ČEZ ends Albanian episode and turns back on Balkans

Photo: ČTK

Czech power company ČEZ has paid a price for drawing a line under its Albanian episode and is now looking away from the Balkans and to countries closer to home as the target for its future investment targets.

Photo: ČTK
As the proverb goes ‘a bird in the hand is worth two in the bush.’ That’s the basic logic with which almost 70 percent state controlled power company ČEZ has closed its unhappy investment chapter in Albania.

Where some feared to tread, ČEZ bought up a 76 percent stake in Albania’s sole electricity distributor in 2009, albeit with some assurances from the World Bank that it would intervene if things turned sour.

Things did indeed turn sour through 2012 as electricity distributor ČEZ Shperndarje clashed with the country’s main state-owned electricity producer KESH over the price hikes it demanded for its power while the country’s energy regulator turned the screws on the raises that ČEZ could pass onto final consumers. The unhappy result was that ČEZ Shperndarje was making a loss on every kilowatt of power it sold. Bigger losses were of course incurred from the not unsubstantial amounts of electricity that were stolen direct from the grid in one of Europe’s poorest countries.

The energy regulator stepped in dramatically at the start of 2013 by removing ČEZ Shperndarje’s distribution licence and the company was effectively taken over by the state. The World Bank guarantees somehow did not come into play and so the long path of international arbitration proceedings was launched by ČEZ to get its initial investment of around 100 million euros back as well as the sizeable sums invested in the following years.

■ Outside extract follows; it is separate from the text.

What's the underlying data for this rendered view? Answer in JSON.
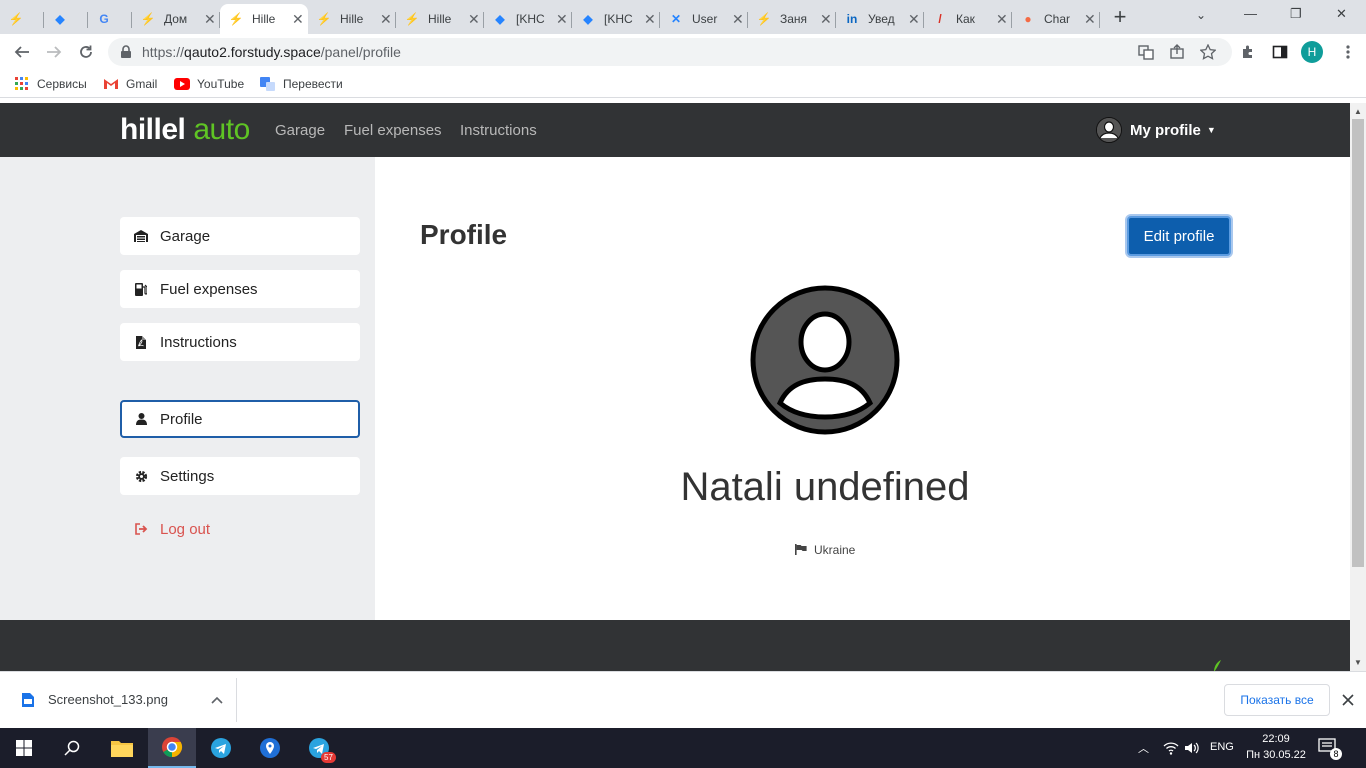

The dispute threatened to take on an international dimension with Prague making threats to block Albania’s moves to become an official candidate country for entry into the European Union if the ČEZ dispute was not resolved. Albania was officially ushered into the EU waiting room by European foreign ministers on Tuesday. The preliminary settlement announced that same day means that ČEZ will get back its investment though not much more. In fact, instead of the 5 billion crowns that

Czech bosses had at some stages talked about recuperating, the claw back sum will be a much smaller amount of around 3 billion crowns. The main merit of the deal is that the cash will be paid out over the following four years and a long drawn out arbitration is avoided. ČEZ also removes, albeit at some cost, one uncomfortable issue ahead of its general meeting on Friday cleared up. Finance minister Andrej Babiš has been breathing down the necks of bosses of the state-controlled power giant with criticism over past investments, in particular the Balkans episodes.

ČEZ boss Daniel Beneš defended the settlement and initial investment in the columns of the Czech business daily Hospodářské Noviny on Wednesday. Electricity sales were at one stage rising by 5 percent annually in Albania with the country gradually putting in place European corporate and regulatory rules, he said. The economic downturn meant though that that positive script had to be recast.

After similar bad experiences with regulators and governments in Bulgaria and ongoing problems with the return on its massive wind farms in Romania, Beneš says ČEZ is now ready to turn its back new investments in the Balkans. Instead it is looking to Poland and Germany and maybe even Slovakia. There are rumours that Italian power giant ENEL might soon opt to sell its 66 percent stake in dominant Slovak electricity producer Slovenské Elektrárne.

Beneš and other ČEZ bosses have often admitted that the company’s biggest mistake was not to bid for the Slovak company when it came up for sale eight years ago. But the Slovak power company, in which the Slovak state still has a third share, would be an ambitious acquisition even at the best of times.